Professor Marušić spoke about the importance of research ethics and integrity, which together contribute to ‘responsible research’. She also shared the ongoing efforts to develop the SOPs4RI toolbox, funded by the European Commission, which aims to assist research-performing and funding organisations to promote research integrity. SOPs4RI have found that few data exist about how institutions can effectively improve research culture, but have also identified many potential actions that can be taken.
While highlighting diverse examples of research misconduct, Dr Lauer discussed the different stakeholders responsible for ensuring research integrity and discouraging misconduct, emphasising that everyone plays a role. He noted that the NIH have previously clarified that institutions receiving funding are responsible for ensuring that their employees (and final funding recipients) adhere to research best practices, such as disclosing conflicts of interest and preventing issues like falsification of data and plagiarism.

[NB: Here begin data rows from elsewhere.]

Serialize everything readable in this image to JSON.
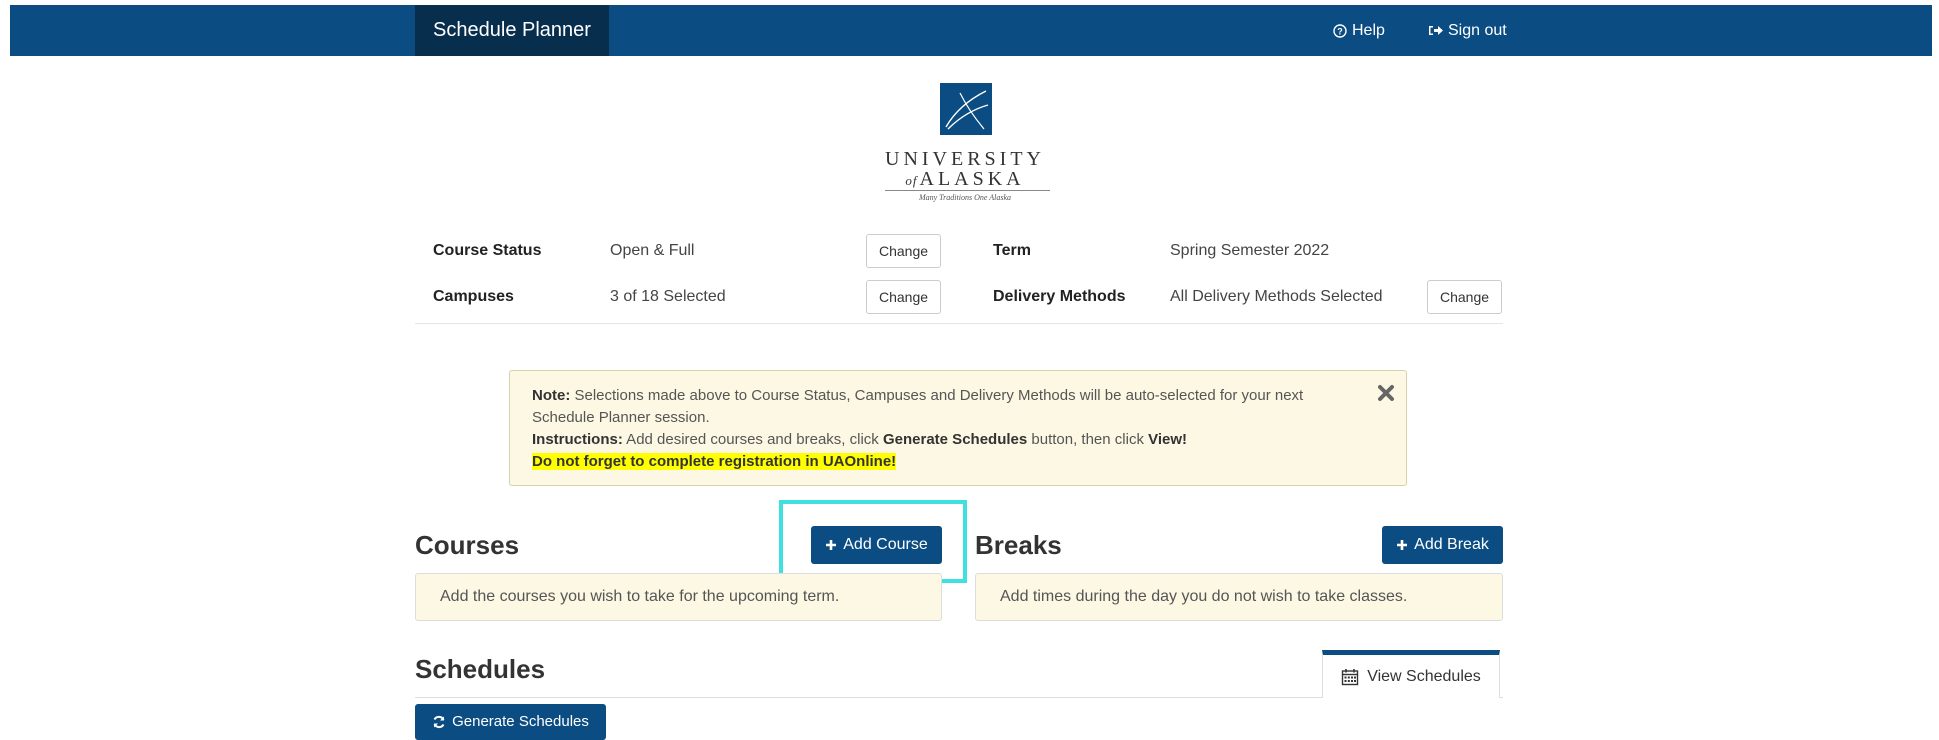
{
  "nav": {
    "brand": "Schedule Planner",
    "help": "Help",
    "signout": "Sign out"
  },
  "logo": {
    "line1": "UNIVERSITY",
    "of": "of",
    "line2": "ALASKA",
    "tagline": "Many Traditions One Alaska"
  },
  "settings": {
    "course_status_label": "Course Status",
    "course_status_value": "Open & Full",
    "campuses_label": "Campuses",
    "campuses_value": "3 of 18 Selected",
    "term_label": "Term",
    "term_value": "Spring Semester 2022",
    "delivery_label": "Delivery Methods",
    "delivery_value": "All Delivery Methods Selected",
    "change_label": "Change"
  },
  "note": {
    "note_label": "Note:",
    "note_text": " Selections made above to Course Status, Campuses and Delivery Methods will be auto-selected for your next Schedule Planner session.",
    "instr_label": "Instructions:",
    "instr_text1": " Add desired courses and breaks, click ",
    "instr_bold1": "Generate Schedules",
    "instr_text2": " button, then click ",
    "instr_bold2": "View!",
    "warning": "Do not forget to complete registration in UAOnline!"
  },
  "courses": {
    "title": "Courses",
    "add_label": "Add Course",
    "empty_text": "Add the courses you wish to take for the upcoming term."
  },
  "breaks": {
    "title": "Breaks",
    "add_label": "Add Break",
    "empty_text": "Add times during the day you do not wish to take classes."
  },
  "schedules": {
    "title": "Schedules",
    "view_label": "View Schedules",
    "generate_label": "Generate Schedules"
  },
  "colors": {
    "primary": "#0b4d82",
    "brand_dark": "#082e4e",
    "note_bg": "#fcf8e3",
    "highlight": "#40e0e0"
  }
}
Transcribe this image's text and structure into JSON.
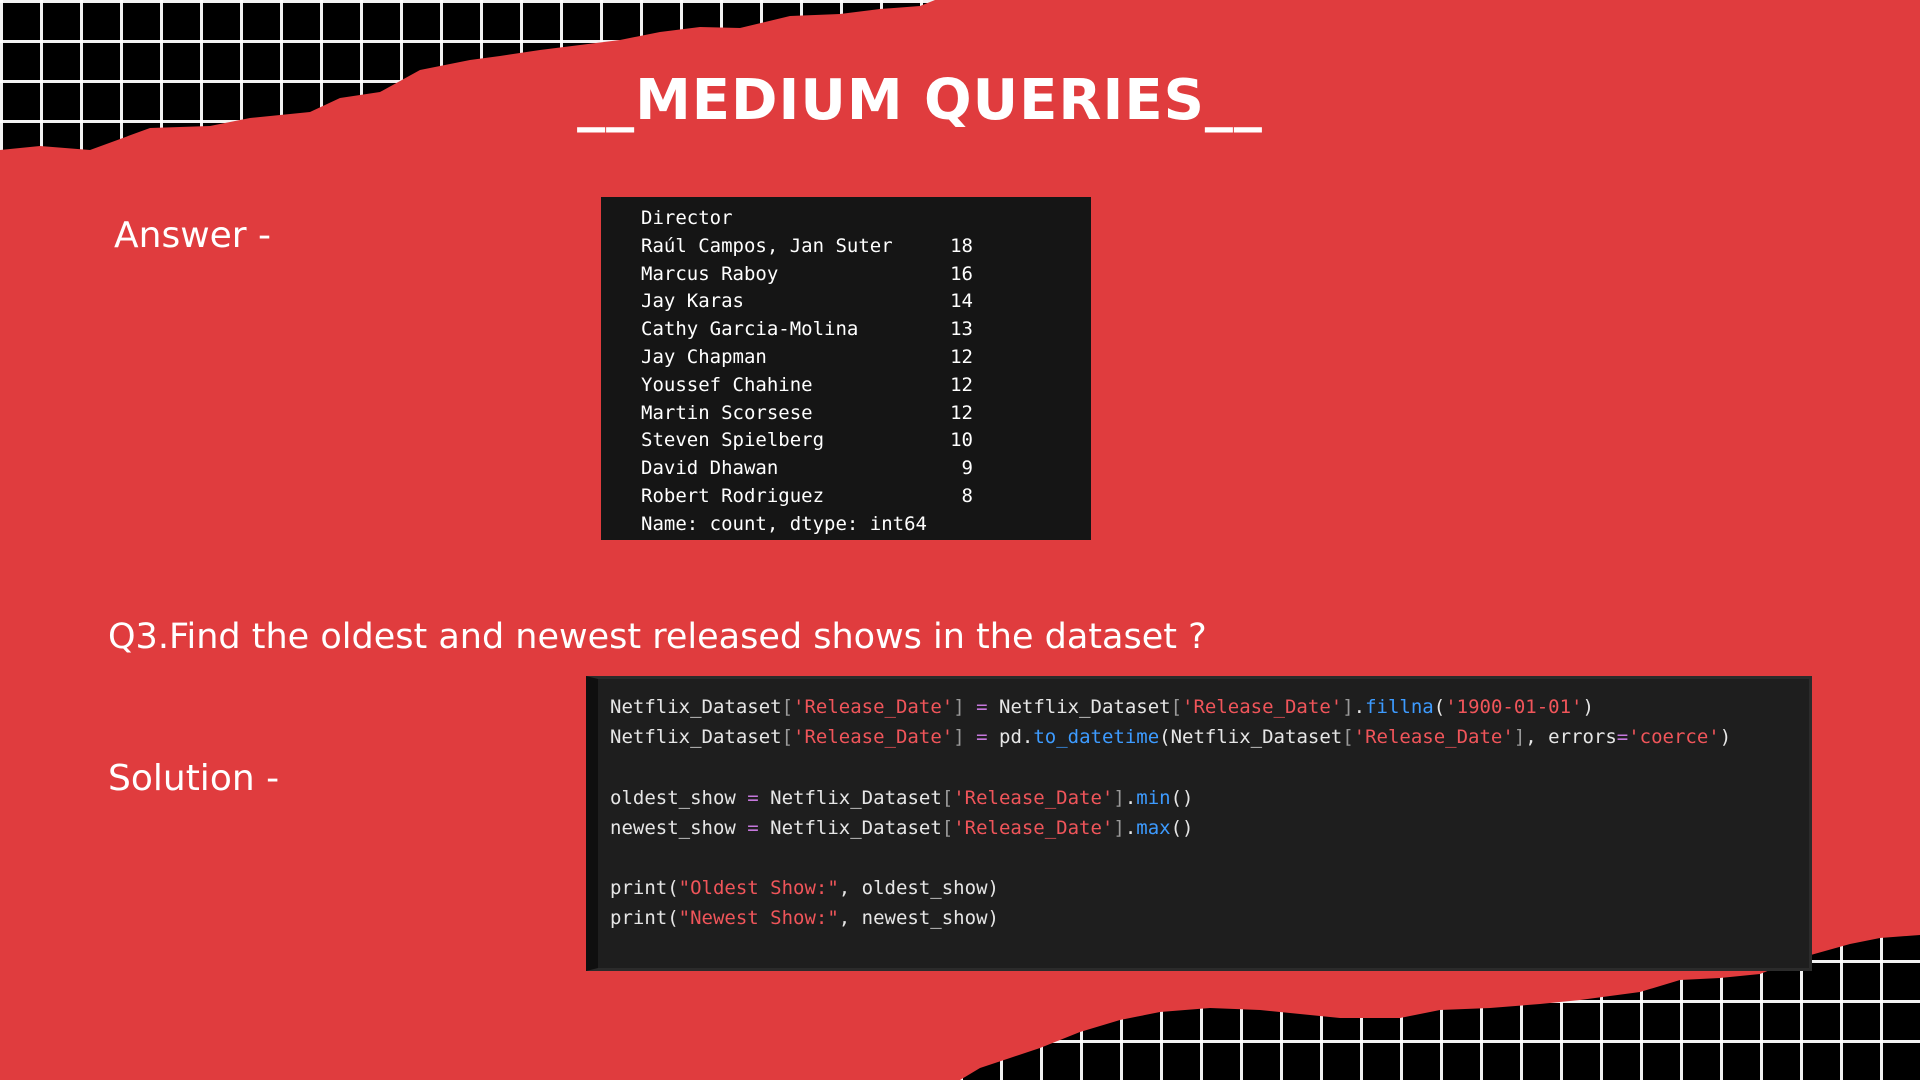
{
  "slide": {
    "title": "__MEDIUM QUERIES__",
    "answer_label": "Answer -",
    "question": "Q3.Find the oldest and newest released shows in the dataset ?",
    "solution_label": "Solution -",
    "colors": {
      "paper": "#e03c3e",
      "grid_background": "#000000",
      "grid_lines": "#ffffff",
      "terminal_bg": "#151515",
      "code_bg": "#1e1e1e",
      "string": "#f0555a",
      "function": "#3d9bff",
      "operator": "#c678dd"
    }
  },
  "output": {
    "header": "Director",
    "rows": [
      {
        "name": "Raúl Campos, Jan Suter",
        "count": "18"
      },
      {
        "name": "Marcus Raboy",
        "count": "16"
      },
      {
        "name": "Jay Karas",
        "count": "14"
      },
      {
        "name": "Cathy Garcia-Molina",
        "count": "13"
      },
      {
        "name": "Jay Chapman",
        "count": "12"
      },
      {
        "name": "Youssef Chahine",
        "count": "12"
      },
      {
        "name": "Martin Scorsese",
        "count": "12"
      },
      {
        "name": "Steven Spielberg",
        "count": "10"
      },
      {
        "name": "David Dhawan",
        "count": "9"
      },
      {
        "name": "Robert Rodriguez",
        "count": "8"
      }
    ],
    "footer": "Name: count, dtype: int64"
  },
  "code": {
    "lines": [
      [
        {
          "t": "Netflix_Dataset",
          "c": "p"
        },
        {
          "t": "[",
          "c": "br"
        },
        {
          "t": "'Release_Date'",
          "c": "str"
        },
        {
          "t": "]",
          "c": "br"
        },
        {
          "t": " ",
          "c": "p"
        },
        {
          "t": "=",
          "c": "op"
        },
        {
          "t": " Netflix_Dataset",
          "c": "p"
        },
        {
          "t": "[",
          "c": "br"
        },
        {
          "t": "'Release_Date'",
          "c": "str"
        },
        {
          "t": "]",
          "c": "br"
        },
        {
          "t": ".",
          "c": "p"
        },
        {
          "t": "fillna",
          "c": "fn"
        },
        {
          "t": "(",
          "c": "p"
        },
        {
          "t": "'1900-01-01'",
          "c": "str"
        },
        {
          "t": ")",
          "c": "p"
        }
      ],
      [
        {
          "t": "Netflix_Dataset",
          "c": "p"
        },
        {
          "t": "[",
          "c": "br"
        },
        {
          "t": "'Release_Date'",
          "c": "str"
        },
        {
          "t": "]",
          "c": "br"
        },
        {
          "t": " ",
          "c": "p"
        },
        {
          "t": "=",
          "c": "op"
        },
        {
          "t": " pd.",
          "c": "p"
        },
        {
          "t": "to_datetime",
          "c": "fn"
        },
        {
          "t": "(Netflix_Dataset",
          "c": "p"
        },
        {
          "t": "[",
          "c": "br"
        },
        {
          "t": "'Release_Date'",
          "c": "str"
        },
        {
          "t": "]",
          "c": "br"
        },
        {
          "t": ", errors",
          "c": "p"
        },
        {
          "t": "=",
          "c": "op"
        },
        {
          "t": "'coerce'",
          "c": "str"
        },
        {
          "t": ")",
          "c": "p"
        }
      ],
      [],
      [
        {
          "t": "oldest_show ",
          "c": "p"
        },
        {
          "t": "=",
          "c": "op"
        },
        {
          "t": " Netflix_Dataset",
          "c": "p"
        },
        {
          "t": "[",
          "c": "br"
        },
        {
          "t": "'Release_Date'",
          "c": "str"
        },
        {
          "t": "]",
          "c": "br"
        },
        {
          "t": ".",
          "c": "p"
        },
        {
          "t": "min",
          "c": "fn"
        },
        {
          "t": "()",
          "c": "p"
        }
      ],
      [
        {
          "t": "newest_show ",
          "c": "p"
        },
        {
          "t": "=",
          "c": "op"
        },
        {
          "t": " Netflix_Dataset",
          "c": "p"
        },
        {
          "t": "[",
          "c": "br"
        },
        {
          "t": "'Release_Date'",
          "c": "str"
        },
        {
          "t": "]",
          "c": "br"
        },
        {
          "t": ".",
          "c": "p"
        },
        {
          "t": "max",
          "c": "fn"
        },
        {
          "t": "()",
          "c": "p"
        }
      ],
      [],
      [
        {
          "t": "print(",
          "c": "p"
        },
        {
          "t": "\"Oldest Show:\"",
          "c": "str"
        },
        {
          "t": ", oldest_show)",
          "c": "p"
        }
      ],
      [
        {
          "t": "print(",
          "c": "p"
        },
        {
          "t": "\"Newest Show:\"",
          "c": "str"
        },
        {
          "t": ", newest_show)",
          "c": "p"
        }
      ]
    ]
  }
}
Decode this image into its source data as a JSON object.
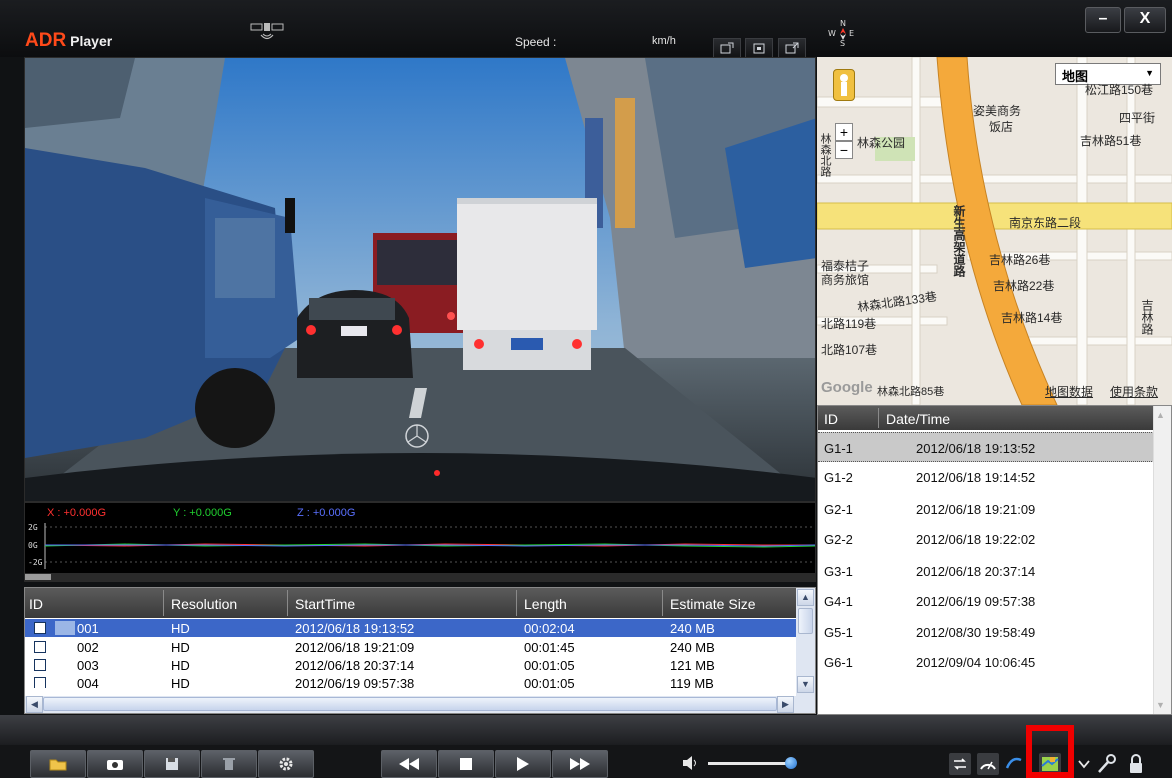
{
  "app": {
    "brand_main": "ADR",
    "brand_sub": "Player"
  },
  "titlebar": {
    "speed_label": "Speed :",
    "speed_unit": "km/h",
    "compass_icon": "compass-icon",
    "gps_signal_icon": "gps-satellite-icon",
    "minimize_label": "–",
    "close_label": "X"
  },
  "gsensor": {
    "x_label": "X : +0.000G",
    "y_label": "Y : +0.000G",
    "z_label": "Z : +0.000G",
    "ticks": [
      "2G",
      "0G",
      "-2G"
    ],
    "colors": {
      "x": "#ff3030",
      "y": "#20d030",
      "z": "#4060ff"
    }
  },
  "clips": {
    "headers": [
      "ID",
      "Resolution",
      "StartTime",
      "Length",
      "Estimate Size"
    ],
    "rows": [
      {
        "id": "001",
        "resolution": "HD",
        "start": "2012/06/18 19:13:52",
        "length": "00:02:04",
        "size": "240 MB"
      },
      {
        "id": "002",
        "resolution": "HD",
        "start": "2012/06/18 19:21:09",
        "length": "00:01:45",
        "size": "240 MB"
      },
      {
        "id": "003",
        "resolution": "HD",
        "start": "2012/06/18 20:37:14",
        "length": "00:01:05",
        "size": "121 MB"
      },
      {
        "id": "004",
        "resolution": "HD",
        "start": "2012/06/19 09:57:38",
        "length": "00:01:05",
        "size": "119 MB"
      }
    ]
  },
  "map": {
    "map_type": "地图",
    "labels": {
      "songjiang": "松江路150巷",
      "siping": "四平街",
      "zimei": "姿美商务",
      "fandian": "饭店",
      "jilin51": "吉林路51巷",
      "linsen_park": "林森公园",
      "nanjing": "南京东路二段",
      "xinsheng": "新生高架道路",
      "jilin26": "吉林路26巷",
      "jilin22": "吉林路22巷",
      "jilin14": "吉林路14巷",
      "jilin_road": "吉林路",
      "futai": "福泰桔子",
      "shangwu": "商务旅馆",
      "linsen133": "林森北路133巷",
      "north119": "北路119巷",
      "north107": "北路107巷",
      "north85": "林森北路85巷",
      "map_data": "地图数据",
      "terms": "使用条款",
      "google": "Google",
      "left_edge": "林森北路"
    }
  },
  "gps": {
    "headers": [
      "ID",
      "Date/Time"
    ],
    "rows": [
      {
        "id": "G1-1",
        "time": "2012/06/18  19:13:52"
      },
      {
        "id": "G1-2",
        "time": "2012/06/18  19:14:52"
      },
      {
        "id": "G2-1",
        "time": "2012/06/18  19:21:09"
      },
      {
        "id": "G2-2",
        "time": "2012/06/18  19:22:02"
      },
      {
        "id": "G3-1",
        "time": "2012/06/18  20:37:14"
      },
      {
        "id": "G4-1",
        "time": "2012/06/19  09:57:38"
      },
      {
        "id": "G5-1",
        "time": "2012/08/30  19:58:49"
      },
      {
        "id": "G6-1",
        "time": "2012/09/04  10:06:45"
      }
    ]
  },
  "controls": {
    "left": [
      "folder-icon",
      "camera-icon",
      "save-icon",
      "trash-icon",
      "gear-icon"
    ],
    "playback": [
      "rewind-icon",
      "stop-icon",
      "play-icon",
      "fast-forward-icon"
    ],
    "volume_level": 0.9,
    "right": [
      "repeat-icon",
      "speed-icon",
      "arrow-icon",
      "map-icon",
      "dropdown-icon",
      "key-icon",
      "lock-icon"
    ]
  }
}
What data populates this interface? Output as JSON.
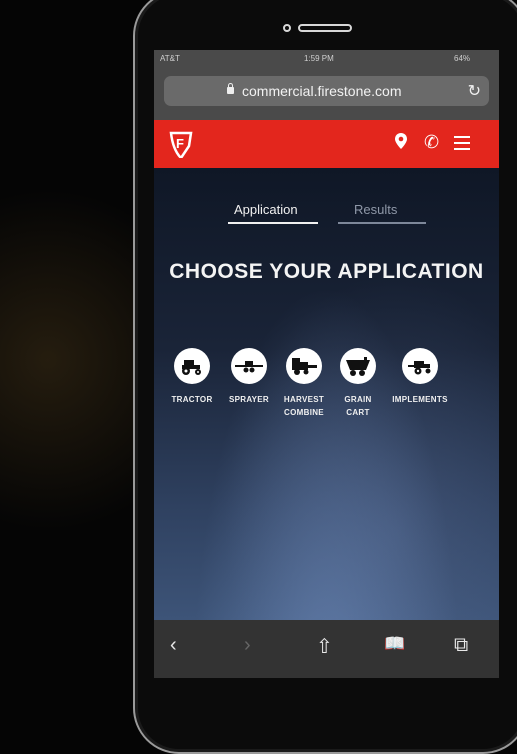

Further topics of discussion included:
- how collegiality impacts research integrity
- the role of authors and peer reviewers in spotting research misconduct
- whistleblower protections in research.
The webinar concluded with a panel discussion moderated by Dr Devon Crawford (National Institute of Neurological Disorders and Stroke) and Dr David Tovey (Journal of Clinical Epidemiology).